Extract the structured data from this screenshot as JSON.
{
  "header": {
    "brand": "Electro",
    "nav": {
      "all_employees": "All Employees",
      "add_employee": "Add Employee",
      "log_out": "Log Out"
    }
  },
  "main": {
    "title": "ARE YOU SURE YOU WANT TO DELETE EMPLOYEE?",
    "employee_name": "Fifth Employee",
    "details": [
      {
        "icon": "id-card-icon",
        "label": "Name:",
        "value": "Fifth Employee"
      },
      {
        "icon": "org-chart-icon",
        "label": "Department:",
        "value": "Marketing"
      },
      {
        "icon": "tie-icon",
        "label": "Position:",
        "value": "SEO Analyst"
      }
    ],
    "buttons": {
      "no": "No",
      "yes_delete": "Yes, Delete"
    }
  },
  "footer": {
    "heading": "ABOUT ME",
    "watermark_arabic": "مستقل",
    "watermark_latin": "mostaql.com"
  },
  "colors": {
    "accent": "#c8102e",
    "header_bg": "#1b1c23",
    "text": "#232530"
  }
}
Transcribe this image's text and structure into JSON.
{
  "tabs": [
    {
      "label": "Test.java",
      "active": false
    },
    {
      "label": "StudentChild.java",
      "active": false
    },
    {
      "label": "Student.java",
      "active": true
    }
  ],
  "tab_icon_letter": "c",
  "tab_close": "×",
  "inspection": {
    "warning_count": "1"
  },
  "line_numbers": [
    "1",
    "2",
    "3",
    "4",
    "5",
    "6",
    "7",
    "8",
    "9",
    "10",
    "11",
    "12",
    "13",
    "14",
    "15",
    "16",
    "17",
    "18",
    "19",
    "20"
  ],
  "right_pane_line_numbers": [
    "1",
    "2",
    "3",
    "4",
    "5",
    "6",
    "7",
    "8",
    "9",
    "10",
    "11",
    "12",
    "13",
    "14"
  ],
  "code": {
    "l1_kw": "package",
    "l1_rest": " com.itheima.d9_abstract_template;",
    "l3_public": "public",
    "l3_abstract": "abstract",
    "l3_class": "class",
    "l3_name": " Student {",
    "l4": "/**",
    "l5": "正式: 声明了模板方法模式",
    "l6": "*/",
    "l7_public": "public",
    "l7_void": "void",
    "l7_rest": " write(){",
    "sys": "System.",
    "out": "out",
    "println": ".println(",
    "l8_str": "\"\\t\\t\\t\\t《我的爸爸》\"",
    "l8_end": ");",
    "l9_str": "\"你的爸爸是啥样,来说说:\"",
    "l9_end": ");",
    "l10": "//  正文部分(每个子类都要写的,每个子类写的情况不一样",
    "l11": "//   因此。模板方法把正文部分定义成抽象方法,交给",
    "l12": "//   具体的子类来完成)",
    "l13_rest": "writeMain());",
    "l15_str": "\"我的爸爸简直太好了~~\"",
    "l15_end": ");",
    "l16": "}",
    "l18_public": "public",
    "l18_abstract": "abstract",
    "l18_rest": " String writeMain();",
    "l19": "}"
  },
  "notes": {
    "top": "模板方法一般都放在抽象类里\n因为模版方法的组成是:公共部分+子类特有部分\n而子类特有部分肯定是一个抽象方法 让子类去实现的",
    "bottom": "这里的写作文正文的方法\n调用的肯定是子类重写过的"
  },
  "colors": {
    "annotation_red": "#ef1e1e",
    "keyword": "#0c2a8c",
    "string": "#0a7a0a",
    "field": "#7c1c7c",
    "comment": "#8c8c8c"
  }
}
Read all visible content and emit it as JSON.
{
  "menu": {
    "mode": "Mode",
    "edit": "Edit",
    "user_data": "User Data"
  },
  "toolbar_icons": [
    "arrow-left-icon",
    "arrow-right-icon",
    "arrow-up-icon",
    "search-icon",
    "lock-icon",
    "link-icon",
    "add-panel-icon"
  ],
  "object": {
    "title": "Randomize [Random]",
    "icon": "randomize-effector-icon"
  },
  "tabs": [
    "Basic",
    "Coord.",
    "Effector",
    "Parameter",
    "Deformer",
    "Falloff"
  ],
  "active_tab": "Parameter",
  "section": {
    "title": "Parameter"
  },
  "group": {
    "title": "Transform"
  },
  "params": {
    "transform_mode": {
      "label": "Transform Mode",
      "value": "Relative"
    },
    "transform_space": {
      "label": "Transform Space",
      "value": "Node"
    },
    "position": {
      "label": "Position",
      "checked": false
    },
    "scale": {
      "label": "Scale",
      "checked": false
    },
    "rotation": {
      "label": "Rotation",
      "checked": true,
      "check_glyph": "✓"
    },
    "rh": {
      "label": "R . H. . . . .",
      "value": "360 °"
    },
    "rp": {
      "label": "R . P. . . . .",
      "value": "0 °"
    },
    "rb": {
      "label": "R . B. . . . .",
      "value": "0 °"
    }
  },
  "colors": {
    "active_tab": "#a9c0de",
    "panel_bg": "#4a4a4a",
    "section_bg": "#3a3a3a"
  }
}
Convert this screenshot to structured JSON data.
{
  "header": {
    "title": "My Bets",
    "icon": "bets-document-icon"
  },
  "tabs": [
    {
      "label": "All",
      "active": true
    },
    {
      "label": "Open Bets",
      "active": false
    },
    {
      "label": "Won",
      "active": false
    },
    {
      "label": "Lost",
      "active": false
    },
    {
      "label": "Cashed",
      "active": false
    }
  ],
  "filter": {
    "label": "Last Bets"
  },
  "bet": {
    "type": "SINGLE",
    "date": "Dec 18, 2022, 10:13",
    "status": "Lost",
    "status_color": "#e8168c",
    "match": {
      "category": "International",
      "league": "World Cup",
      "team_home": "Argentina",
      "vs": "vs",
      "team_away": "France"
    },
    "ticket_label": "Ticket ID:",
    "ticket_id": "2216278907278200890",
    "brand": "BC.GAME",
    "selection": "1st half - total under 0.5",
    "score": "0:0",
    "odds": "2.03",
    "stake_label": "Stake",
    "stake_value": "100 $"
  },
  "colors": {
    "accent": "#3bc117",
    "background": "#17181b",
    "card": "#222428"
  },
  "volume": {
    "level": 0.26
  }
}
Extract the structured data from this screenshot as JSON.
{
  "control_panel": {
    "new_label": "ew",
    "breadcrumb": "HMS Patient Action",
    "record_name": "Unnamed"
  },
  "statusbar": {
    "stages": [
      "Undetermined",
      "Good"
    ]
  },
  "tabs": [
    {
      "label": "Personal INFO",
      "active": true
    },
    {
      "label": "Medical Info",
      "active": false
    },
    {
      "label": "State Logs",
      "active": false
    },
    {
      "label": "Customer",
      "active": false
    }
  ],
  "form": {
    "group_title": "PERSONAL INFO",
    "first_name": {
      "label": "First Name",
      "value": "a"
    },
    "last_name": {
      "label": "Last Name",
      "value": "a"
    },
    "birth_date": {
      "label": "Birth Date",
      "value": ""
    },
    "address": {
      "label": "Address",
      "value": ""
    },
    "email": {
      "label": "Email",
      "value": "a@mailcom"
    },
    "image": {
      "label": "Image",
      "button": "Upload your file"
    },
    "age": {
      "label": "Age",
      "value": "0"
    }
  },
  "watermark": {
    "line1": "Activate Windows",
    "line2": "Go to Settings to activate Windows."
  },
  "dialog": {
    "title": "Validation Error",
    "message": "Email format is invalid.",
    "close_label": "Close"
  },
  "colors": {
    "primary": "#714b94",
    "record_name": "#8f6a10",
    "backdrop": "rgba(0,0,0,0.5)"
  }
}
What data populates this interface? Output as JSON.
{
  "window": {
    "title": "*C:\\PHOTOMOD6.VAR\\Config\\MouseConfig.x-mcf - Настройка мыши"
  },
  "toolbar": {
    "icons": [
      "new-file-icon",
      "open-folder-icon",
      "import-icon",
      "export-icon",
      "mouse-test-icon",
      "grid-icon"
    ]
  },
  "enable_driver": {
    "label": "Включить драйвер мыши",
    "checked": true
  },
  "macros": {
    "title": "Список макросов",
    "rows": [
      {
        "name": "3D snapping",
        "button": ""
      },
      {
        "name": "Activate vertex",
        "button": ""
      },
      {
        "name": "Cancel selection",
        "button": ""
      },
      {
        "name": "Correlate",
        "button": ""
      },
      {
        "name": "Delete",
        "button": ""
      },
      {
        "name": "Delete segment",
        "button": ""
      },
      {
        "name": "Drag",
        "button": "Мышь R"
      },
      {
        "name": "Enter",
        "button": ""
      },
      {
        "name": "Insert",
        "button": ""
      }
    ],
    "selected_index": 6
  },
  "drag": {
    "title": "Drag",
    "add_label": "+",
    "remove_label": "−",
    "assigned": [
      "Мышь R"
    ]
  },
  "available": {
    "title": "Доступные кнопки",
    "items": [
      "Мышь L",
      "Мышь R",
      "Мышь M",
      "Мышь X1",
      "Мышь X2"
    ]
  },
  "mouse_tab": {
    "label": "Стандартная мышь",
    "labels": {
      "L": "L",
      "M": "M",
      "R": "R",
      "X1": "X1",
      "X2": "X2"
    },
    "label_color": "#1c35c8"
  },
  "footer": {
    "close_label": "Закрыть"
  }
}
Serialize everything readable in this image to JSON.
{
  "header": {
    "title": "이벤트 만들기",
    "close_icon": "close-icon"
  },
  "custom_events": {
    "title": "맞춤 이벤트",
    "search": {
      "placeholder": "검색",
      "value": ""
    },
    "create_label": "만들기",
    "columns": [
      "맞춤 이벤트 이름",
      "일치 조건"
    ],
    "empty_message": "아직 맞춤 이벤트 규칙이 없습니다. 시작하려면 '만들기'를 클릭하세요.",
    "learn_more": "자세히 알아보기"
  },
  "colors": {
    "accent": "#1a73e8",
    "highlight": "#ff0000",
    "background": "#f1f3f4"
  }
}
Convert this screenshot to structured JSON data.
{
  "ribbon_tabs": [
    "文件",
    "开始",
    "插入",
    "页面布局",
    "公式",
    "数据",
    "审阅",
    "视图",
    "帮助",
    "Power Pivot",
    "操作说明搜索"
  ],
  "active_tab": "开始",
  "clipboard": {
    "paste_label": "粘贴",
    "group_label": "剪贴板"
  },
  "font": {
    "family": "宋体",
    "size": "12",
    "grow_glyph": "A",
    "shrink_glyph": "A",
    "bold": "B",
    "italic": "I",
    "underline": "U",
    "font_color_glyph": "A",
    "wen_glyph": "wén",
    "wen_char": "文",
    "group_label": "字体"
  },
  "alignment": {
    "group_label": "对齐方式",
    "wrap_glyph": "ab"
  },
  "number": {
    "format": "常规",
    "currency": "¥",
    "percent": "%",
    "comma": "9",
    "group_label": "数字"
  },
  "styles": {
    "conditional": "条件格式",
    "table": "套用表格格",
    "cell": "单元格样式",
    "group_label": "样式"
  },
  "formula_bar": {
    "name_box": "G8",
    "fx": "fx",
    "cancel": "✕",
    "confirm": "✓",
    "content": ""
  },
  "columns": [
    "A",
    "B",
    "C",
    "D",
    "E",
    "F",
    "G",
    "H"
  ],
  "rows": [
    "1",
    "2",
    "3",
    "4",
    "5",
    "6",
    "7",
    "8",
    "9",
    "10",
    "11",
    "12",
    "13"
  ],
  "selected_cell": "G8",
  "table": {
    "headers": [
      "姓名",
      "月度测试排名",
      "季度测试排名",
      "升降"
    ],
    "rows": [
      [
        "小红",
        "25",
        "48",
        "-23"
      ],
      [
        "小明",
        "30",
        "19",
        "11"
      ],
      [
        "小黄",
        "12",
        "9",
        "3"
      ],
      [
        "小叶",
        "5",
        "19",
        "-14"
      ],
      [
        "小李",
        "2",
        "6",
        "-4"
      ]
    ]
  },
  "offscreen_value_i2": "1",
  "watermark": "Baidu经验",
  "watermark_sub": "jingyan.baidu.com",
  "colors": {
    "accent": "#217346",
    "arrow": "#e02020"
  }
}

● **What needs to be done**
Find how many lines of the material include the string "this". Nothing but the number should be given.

● **Solved problem**
7